Dr. Popaul (1972) - Nonsensical, silly Chabrol comedy with Belmondo and that awful woman from Boyle/Laragh.

Play it Again Sam (1972) - I find Allen kind of pretentious. Ditto Annie Hall (1977).

Pope Joan (1972) - Psychedelic mytho-biopic bollocks.

The Candidate (1972) - It's well-made, I suppose, but  not a fan of 70s political dramas.

The Ruling Class (1972) - A sterling cast fail to hold a band of sporadically appealing but admittedly pointless vigenttes and musical numbers, which descend into nonsense, though a nice spooky images remain. Even William Mervyn relishing a big juicy part on the screen cannot salvage a self-indulgent morass of increasingly ludicrous but infuriating vignettes. Though the finale is great in its Prisoner-esque WTF-ery? Though what on Earth is Carolyn Seymour? It has a kind of echt-Lindsay Anderson feel, especially because it has Graham Crowden.

Watched all six Lone Wolf and Cub films (1972-74) plus the Corman compilation Shogun Assassin (1980). Not a fan of samurai films per se but they make gore spraying a form of art.

Footprints on the Moon (1975) - arty, impenetrable giallo involving Florinda Bolkan dreaming of astronauts Kinski and McEnery.

Aloha Bobby and Rose (1975) - Another self-gazing New Hollywood road trip with a tragic end.

Drive-In (1976) - A teen sex comedy that seems self-hating, with a fine country soundtrack including a title theme by the Statler Brothers, "Whatever Happened to Randolph Scott?" that moans about how the screen's filled with sex, and the demise of the B-movie cowboy, like your grandad.

Skatetown USA (1979) - Young Patrick Swayze and Bugsy Malone in godawful excuse for roller-disco.

The Mountain Men (1980) - Unsuccessful, strange but aimless western with Charlton Heston and Brian Keith as mountain men trailing unconvincing Indian Stephen Macht.

The Mosquito Coast (1986) - Harrison Ford does Fitzcarraldo.
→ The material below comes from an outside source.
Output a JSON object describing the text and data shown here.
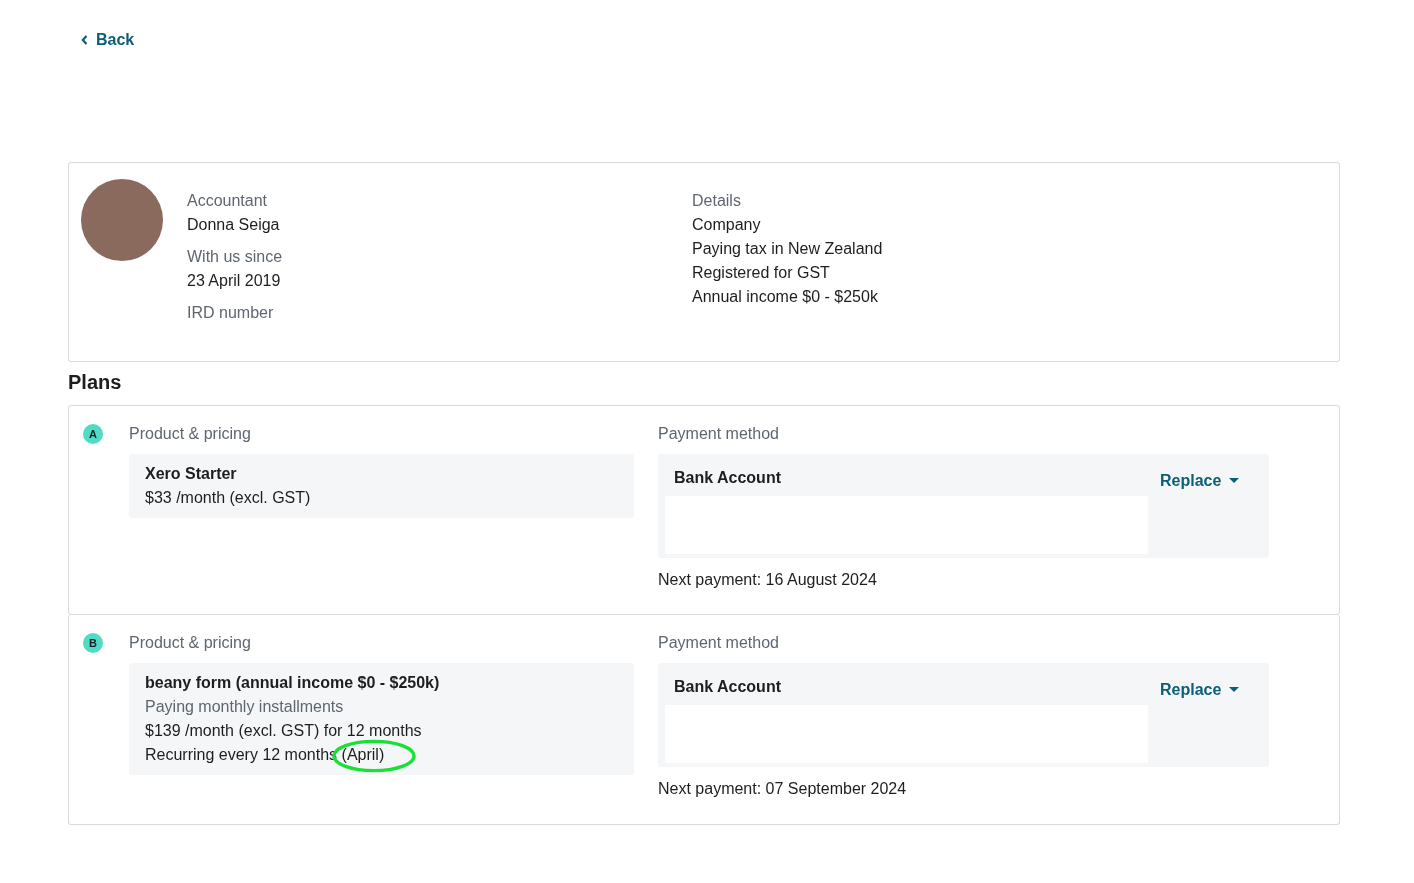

It's well-made, but deliberately unlikeable.

New York Stories (1989) - An excruciating volley into whimsy. Though the Jewish mother (Mae Questel)  berating Queens in Woody Allen's segment is actually not bad.

Rosencrantz and Guildenstern are Dead (1990) - Interesting to see Donald Sumpter billed over Joanna Miles. Like an average ITV comedy-drama. Written/directed by Dr. Miriam Stoppard's husband.

Drop Dead Fred (1991) - Mayall is lost in the Hollywood post office. Would make a good double bill with True Identity, in terms of "seminal British comic of the 80s gets a Hollywood break in the 90s and wastes him". It's bland in that 90s way.

The Last Seduction (1994) - A typical 90s erotic thriller lifted by nice scenery and a decent lead in Linda Fiorentino. But the highlight is the extended cut, where because this is an ITC film, our anti-heroine watches William Tell, with Conrad Phillips and Nigel Green.

Also watched Roy Andersson's films.

A Swedish Love Story (1970), a misty, arty teen love story feels newer than it is, more 1975-77.
Songs from the Second Floor (2000), You the Living (2007) and A Pigeon Sat On A Branch Reflecting On Existence (2014) belie Andersson's background in advertising. They feel like low-key compilations of ads. Some interesting. Most less so. The terraced street-train's fun. But you really need to pay attention.